Aim of the exercise:
For this task, copy the data that follows exactly, keeping every character.

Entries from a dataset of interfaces
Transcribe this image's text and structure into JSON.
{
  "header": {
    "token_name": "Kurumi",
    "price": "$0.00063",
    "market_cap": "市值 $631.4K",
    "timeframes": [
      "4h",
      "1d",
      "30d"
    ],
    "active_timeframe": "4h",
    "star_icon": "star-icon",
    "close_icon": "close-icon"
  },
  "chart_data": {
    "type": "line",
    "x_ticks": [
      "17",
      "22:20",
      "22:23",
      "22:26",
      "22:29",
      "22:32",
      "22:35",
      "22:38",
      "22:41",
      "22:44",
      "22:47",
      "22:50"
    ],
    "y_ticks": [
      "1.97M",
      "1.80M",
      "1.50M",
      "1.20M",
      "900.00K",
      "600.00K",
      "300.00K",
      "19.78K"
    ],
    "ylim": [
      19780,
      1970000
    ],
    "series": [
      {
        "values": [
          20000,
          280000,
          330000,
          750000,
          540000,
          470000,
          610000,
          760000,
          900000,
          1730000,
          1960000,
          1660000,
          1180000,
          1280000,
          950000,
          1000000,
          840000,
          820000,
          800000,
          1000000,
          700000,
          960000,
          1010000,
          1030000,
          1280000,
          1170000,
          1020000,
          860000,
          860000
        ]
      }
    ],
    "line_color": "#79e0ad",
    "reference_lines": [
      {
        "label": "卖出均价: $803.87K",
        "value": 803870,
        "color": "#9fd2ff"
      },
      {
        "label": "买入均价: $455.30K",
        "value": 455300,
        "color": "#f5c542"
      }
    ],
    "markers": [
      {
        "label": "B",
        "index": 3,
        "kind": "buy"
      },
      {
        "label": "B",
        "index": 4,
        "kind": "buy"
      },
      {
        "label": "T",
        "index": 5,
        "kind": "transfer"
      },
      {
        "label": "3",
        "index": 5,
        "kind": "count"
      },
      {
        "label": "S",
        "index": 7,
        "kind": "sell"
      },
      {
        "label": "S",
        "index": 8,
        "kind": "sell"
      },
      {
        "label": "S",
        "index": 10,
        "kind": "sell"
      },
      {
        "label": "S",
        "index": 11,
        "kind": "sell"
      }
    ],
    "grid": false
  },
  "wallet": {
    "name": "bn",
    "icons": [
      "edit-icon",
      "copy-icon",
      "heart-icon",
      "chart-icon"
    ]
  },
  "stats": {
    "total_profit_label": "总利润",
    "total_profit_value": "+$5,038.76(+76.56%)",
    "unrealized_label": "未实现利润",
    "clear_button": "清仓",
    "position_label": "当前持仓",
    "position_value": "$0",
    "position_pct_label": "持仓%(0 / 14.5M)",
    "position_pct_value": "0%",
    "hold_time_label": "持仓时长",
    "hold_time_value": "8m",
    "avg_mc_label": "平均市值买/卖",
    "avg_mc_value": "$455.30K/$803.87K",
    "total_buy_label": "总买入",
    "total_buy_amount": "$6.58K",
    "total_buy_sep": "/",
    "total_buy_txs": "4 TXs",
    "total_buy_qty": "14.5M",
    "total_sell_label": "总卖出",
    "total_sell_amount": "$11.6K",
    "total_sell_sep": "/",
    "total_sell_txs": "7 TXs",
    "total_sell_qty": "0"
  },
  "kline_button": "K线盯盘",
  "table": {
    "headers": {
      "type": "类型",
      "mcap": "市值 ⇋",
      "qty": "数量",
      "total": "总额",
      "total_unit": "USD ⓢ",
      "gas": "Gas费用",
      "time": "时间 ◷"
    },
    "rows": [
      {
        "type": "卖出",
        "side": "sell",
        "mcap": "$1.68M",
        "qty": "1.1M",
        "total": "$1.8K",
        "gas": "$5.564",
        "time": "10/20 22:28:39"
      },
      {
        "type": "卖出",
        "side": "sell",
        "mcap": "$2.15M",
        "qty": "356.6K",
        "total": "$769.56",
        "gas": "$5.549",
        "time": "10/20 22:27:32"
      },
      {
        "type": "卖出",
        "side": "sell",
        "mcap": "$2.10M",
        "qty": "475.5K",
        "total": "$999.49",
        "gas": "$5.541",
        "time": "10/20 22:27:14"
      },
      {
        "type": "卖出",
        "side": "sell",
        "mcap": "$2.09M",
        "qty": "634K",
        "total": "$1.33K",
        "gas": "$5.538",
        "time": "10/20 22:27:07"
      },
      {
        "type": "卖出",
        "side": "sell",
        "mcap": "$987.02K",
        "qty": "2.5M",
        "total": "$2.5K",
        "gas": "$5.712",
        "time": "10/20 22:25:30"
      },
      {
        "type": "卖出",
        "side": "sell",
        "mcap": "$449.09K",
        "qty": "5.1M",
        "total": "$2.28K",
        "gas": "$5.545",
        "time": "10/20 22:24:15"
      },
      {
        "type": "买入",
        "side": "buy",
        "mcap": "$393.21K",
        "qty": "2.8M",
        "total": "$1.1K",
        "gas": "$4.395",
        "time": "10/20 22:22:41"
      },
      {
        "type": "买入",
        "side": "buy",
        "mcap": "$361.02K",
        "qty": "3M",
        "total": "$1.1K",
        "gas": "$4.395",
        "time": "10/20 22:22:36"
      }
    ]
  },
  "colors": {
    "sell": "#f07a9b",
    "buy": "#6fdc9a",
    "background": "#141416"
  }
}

Answer for this exercise:
Transcribe this image's text and structure into JSON.
{
  "header": {
    "token_name": "Kurumi",
    "price": "$0.00063",
    "market_cap": "市值 $631.4K",
    "timeframes": [
      "4h",
      "1d",
      "30d"
    ],
    "active_timeframe": "4h",
    "star_icon": "star-icon",
    "close_icon": "close-icon"
  },
  "chart_data": {
    "type": "line",
    "x_ticks": [
      "17",
      "22:20",
      "22:23",
      "22:26",
      "22:29",
      "22:32",
      "22:35",
      "22:38",
      "22:41",
      "22:44",
      "22:47",
      "22:50"
    ],
    "y_ticks": [
      "1.97M",
      "1.80M",
      "1.50M",
      "1.20M",
      "900.00K",
      "600.00K",
      "300.00K",
      "19.78K"
    ],
    "ylim": [
      19780,
      1970000
    ],
    "series": [
      {
        "values": [
          20000,
          280000,
          330000,
          750000,
          540000,
          470000,
          610000,
          760000,
          900000,
          1730000,
          1960000,
          1660000,
          1180000,
          1280000,
          950000,
          1000000,
          840000,
          820000,
          800000,
          1000000,
          700000,
          960000,
          1010000,
          1030000,
          1280000,
          1170000,
          1020000,
          860000,
          860000
        ]
      }
    ],
    "line_color": "#79e0ad",
    "reference_lines": [
      {
        "label": "卖出均价: $803.87K",
        "value": 803870,
        "color": "#9fd2ff"
      },
      {
        "label": "买入均价: $455.30K",
        "value": 455300,
        "color": "#f5c542"
      }
    ],
    "markers": [
      {
        "label": "B",
        "index": 3,
        "kind": "buy"
      },
      {
        "label": "B",
        "index": 4,
        "kind": "buy"
      },
      {
        "label": "T",
        "index": 5,
        "kind": "transfer"
      },
      {
        "label": "3",
        "index": 5,
        "kind": "count"
      },
      {
        "label": "S",
        "index": 7,
        "kind": "sell"
      },
      {
        "label": "S",
        "index": 8,
        "kind": "sell"
      },
      {
        "label": "S",
        "index": 10,
        "kind": "sell"
      },
      {
        "label": "S",
        "index": 11,
        "kind": "sell"
      }
    ],
    "grid": false
  },
  "wallet": {
    "name": "bn",
    "icons": [
      "edit-icon",
      "copy-icon",
      "heart-icon",
      "chart-icon"
    ]
  },
  "stats": {
    "total_profit_label": "总利润",
    "total_profit_value": "+$5,038.76(+76.56%)",
    "unrealized_label": "未实现利润",
    "clear_button": "清仓",
    "position_label": "当前持仓",
    "position_value": "$0",
    "position_pct_label": "持仓%(0 / 14.5M)",
    "position_pct_value": "0%",
    "hold_time_label": "持仓时长",
    "hold_time_value": "8m",
    "avg_mc_label": "平均市值买/卖",
    "avg_mc_value": "$455.30K/$803.87K",
    "total_buy_label": "总买入",
    "total_buy_amount": "$6.58K",
    "total_buy_sep": "/",
    "total_buy_txs": "4 TXs",
    "total_buy_qty": "14.5M",
    "total_sell_label": "总卖出",
    "total_sell_amount": "$11.6K",
    "total_sell_sep": "/",
    "total_sell_txs": "7 TXs",
    "total_sell_qty": "0"
  },
  "kline_button": "K线盯盘",
  "table": {
    "headers": {
      "type": "类型",
      "mcap": "市值 ⇋",
      "qty": "数量",
      "total": "总额",
      "total_unit": "USD ⓢ",
      "gas": "Gas费用",
      "time": "时间 ◷"
    },
    "rows": [
      {
        "type": "卖出",
        "side": "sell",
        "mcap": "$1.68M",
        "qty": "1.1M",
        "total": "$1.8K",
        "gas": "$5.564",
        "time": "10/20 22:28:39"
      },
      {
        "type": "卖出",
        "side": "sell",
        "mcap": "$2.15M",
        "qty": "356.6K",
        "total": "$769.56",
        "gas": "$5.549",
        "time": "10/20 22:27:32"
      },
      {
        "type": "卖出",
        "side": "sell",
        "mcap": "$2.10M",
        "qty": "475.5K",
        "total": "$999.49",
        "gas": "$5.541",
        "time": "10/20 22:27:14"
      },
      {
        "type": "卖出",
        "side": "sell",
        "mcap": "$2.09M",
        "qty": "634K",
        "total": "$1.33K",
        "gas": "$5.538",
        "time": "10/20 22:27:07"
      },
      {
        "type": "卖出",
        "side": "sell",
        "mcap": "$987.02K",
        "qty": "2.5M",
        "total": "$2.5K",
        "gas": "$5.712",
        "time": "10/20 22:25:30"
      },
      {
        "type": "卖出",
        "side": "sell",
        "mcap": "$449.09K",
        "qty": "5.1M",
        "total": "$2.28K",
        "gas": "$5.545",
        "time": "10/20 22:24:15"
      },
      {
        "type": "买入",
        "side": "buy",
        "mcap": "$393.21K",
        "qty": "2.8M",
        "total": "$1.1K",
        "gas": "$4.395",
        "time": "10/20 22:22:41"
      },
      {
        "type": "买入",
        "side": "buy",
        "mcap": "$361.02K",
        "qty": "3M",
        "total": "$1.1K",
        "gas": "$4.395",
        "time": "10/20 22:22:36"
      }
    ]
  },
  "colors": {
    "sell": "#f07a9b",
    "buy": "#6fdc9a",
    "background": "#141416"
  }
}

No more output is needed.